by Taylor Tomita
Looking for the right employee to join your team is an incredibly important part of any manager’s role. Getting that decision wrong can mean wasting time and money as well as potentially upsetting the balance of your team, which is why you need to look out for soft skills as well as the more obvious attributes that candidates are shouting about on their resumes and LinkedIn profiles.
Soft skills are those that enable an employee to interact effectively and harmoniously with other people, like emotional intelligence, teamwork, adaptability and good communication skills. Having people with these skills in your team will ensure that it runs smoothly, which is why you need to look out for them just as much as great sales or more easily definable performance metrics.
NetCredit has conducted a study of over 45,000 job listings to examine which soft skills were mentioned most frequently to see what hiring managers across America are looking for right now. Here are the top five.
More than 1 in 5 job adverts studied wanted someone who is good at collaboration, and no surprise. While TV shows and films may be full of mavericks who don’t play by the rules to get things done, that kind of drama is better on the screen than in the real workplace. The study also looked at which soft skills were most valued by sector and collaboration was either top or near the top of almost all of the sectors, particularly those in business services (HR, admin, customer service), science & engineering and finance & insurance.
Just under 20% of all job adverts were asking for someone who could describe themselves as innovative and while it’s no surprise that it features particularly strongly in the science & engineering sector, it was also prominent in several other sectors. After all, innovation doesn’t have to mean coming up with a new invention or scientific discovery, it could just be a new way of doing things in your job, whatever that might be, and managers should always welcome employees who are ready to think outside of the box.

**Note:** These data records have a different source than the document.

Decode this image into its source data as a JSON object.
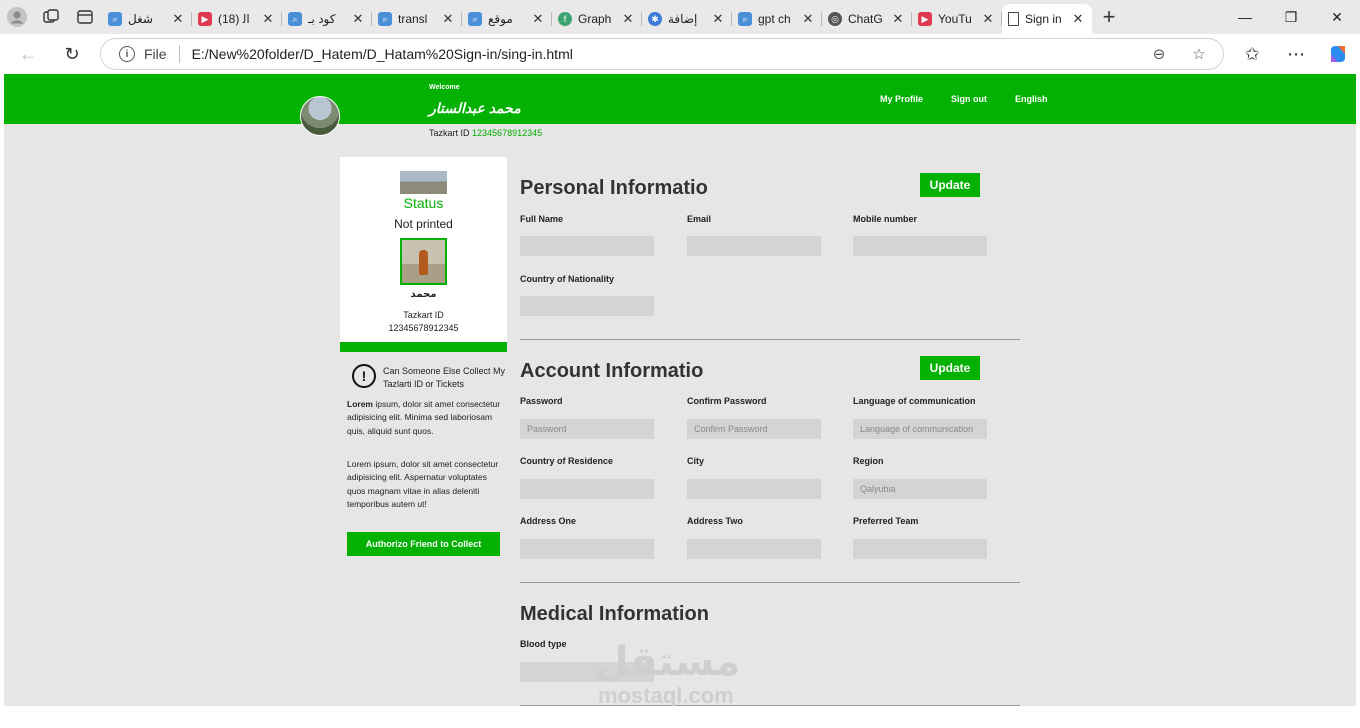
{
  "browser": {
    "tabs": [
      {
        "title": "شغل",
        "fav": "search-icon",
        "color": "#4a90d9"
      },
      {
        "title": "(18) اﻟ",
        "fav": "youtube-icon",
        "color": "#e03a4e"
      },
      {
        "title": "كود بـ",
        "fav": "search-icon",
        "color": "#4a90d9"
      },
      {
        "title": "transl",
        "fav": "search-icon",
        "color": "#4a90d9"
      },
      {
        "title": "موقع",
        "fav": "search-icon",
        "color": "#4a90d9"
      },
      {
        "title": "Graph",
        "fav": "figma-icon",
        "color": "#3fa371"
      },
      {
        "title": "إضافة",
        "fav": "gear-icon",
        "color": "#3c7bd5"
      },
      {
        "title": "gpt ch",
        "fav": "search-icon",
        "color": "#4a90d9"
      },
      {
        "title": "ChatG",
        "fav": "openai-icon",
        "color": "#555555"
      },
      {
        "title": "YouTu",
        "fav": "youtube-icon",
        "color": "#e03a4e"
      },
      {
        "title": "Sign in",
        "fav": "page-icon",
        "color": "#555555"
      }
    ],
    "url_label": "File",
    "url": "E:/New%20folder/D_Hatem/D_Hatam%20Sign-in/sing-in.html"
  },
  "colors": {
    "accent": "#02b102",
    "page_bg": "#e6e6e6"
  },
  "header": {
    "welcome": "Welcome",
    "user_name": "محمد عبدالستار",
    "tazkart_label": "Tazkart ID",
    "tazkart_id": "12345678912345",
    "nav": {
      "profile": "My Profile",
      "signout": "Sign out",
      "language": "English"
    }
  },
  "card": {
    "status_title": "Status",
    "status_value": "Not printed",
    "name": "محمد",
    "tazkart_label": "Tazkart ID",
    "tazkart_id": "12345678912345"
  },
  "sidebar": {
    "alert_icon_text": "!",
    "alert_text": "Can Someone Else Collect My Tazlarti ID or Tickets",
    "para1_bold": "Lorem",
    "para1": " ipsum, dolor sit amet consectetur adipisicing elit. Minima sed laboriosam quis, aliquid sunt quos.",
    "para2": "Lorem ipsum, dolor sit amet consectetur adipisicing elit. Aspernatur voluptates quos magnam vitae in alias deleniti temporibus autem ut!",
    "auth_button": "Authorizo Friend to Collect"
  },
  "personal": {
    "title": "Personal Informatio",
    "update": "Update",
    "full_name": "Full Name",
    "email": "Email",
    "mobile": "Mobile number",
    "country_nat": "Country of Nationality"
  },
  "account": {
    "title": "Account Informatio",
    "update": "Update",
    "password": "Password",
    "password_ph": "Password",
    "confirm": "Confirm Password",
    "confirm_ph": "Confirm Password",
    "lang": "Language of communication",
    "lang_ph": "Language of communication",
    "country_res": "Country of Residence",
    "city": "City",
    "region": "Region",
    "region_ph": "Qalyubia",
    "addr1": "Address One",
    "addr2": "Address Two",
    "team": "Preferred Team"
  },
  "medical": {
    "title": "Medical Information",
    "blood": "Blood type"
  },
  "watermark": {
    "ar": "مستقل",
    "en": "mostaql.com"
  }
}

⏩ Do you know the Management 3.0 module on Creativity and Innovation?
While confidence can be a problem if there’s too much of it, managers should always welcome a new member of the team with belief in their own skills, as long as there is some humility there to balance it out. It was scored highly in the construction & manufacturing sector, but less strongly than you might have expected in marketing & advertising.
Having an impatient employee is a recipe for a stressful working life for any manager, so it’s no shock to see it feature among the soft skills most in demand and the study found that it was most commonly found in adverts posted in Massachusetts, New Jersey and Pennsylvania. It also featured very regularly in descriptions for jobs in marketing & advertising, suggesting that it’s a sector where employees will need to be particularly patient, which is worth considering if you are hiring for a new member of your marketing team.
A soft skill that you might expect would be essential in a job like marketing or advertising, creativity surprisingly features much more strongly in sectors like business services. HR and admin employees may not be creating posters and running ad campaigns, but it would seem that coming up with creative ways to engage staff or work with customers is a highly-valued soft skill for that sector in particular.
Now that you’ve seen which soft skills are most highly-valued, why not think about which are most important for the next role you are recruiting for?
Photo credit kvalifik via Unsplash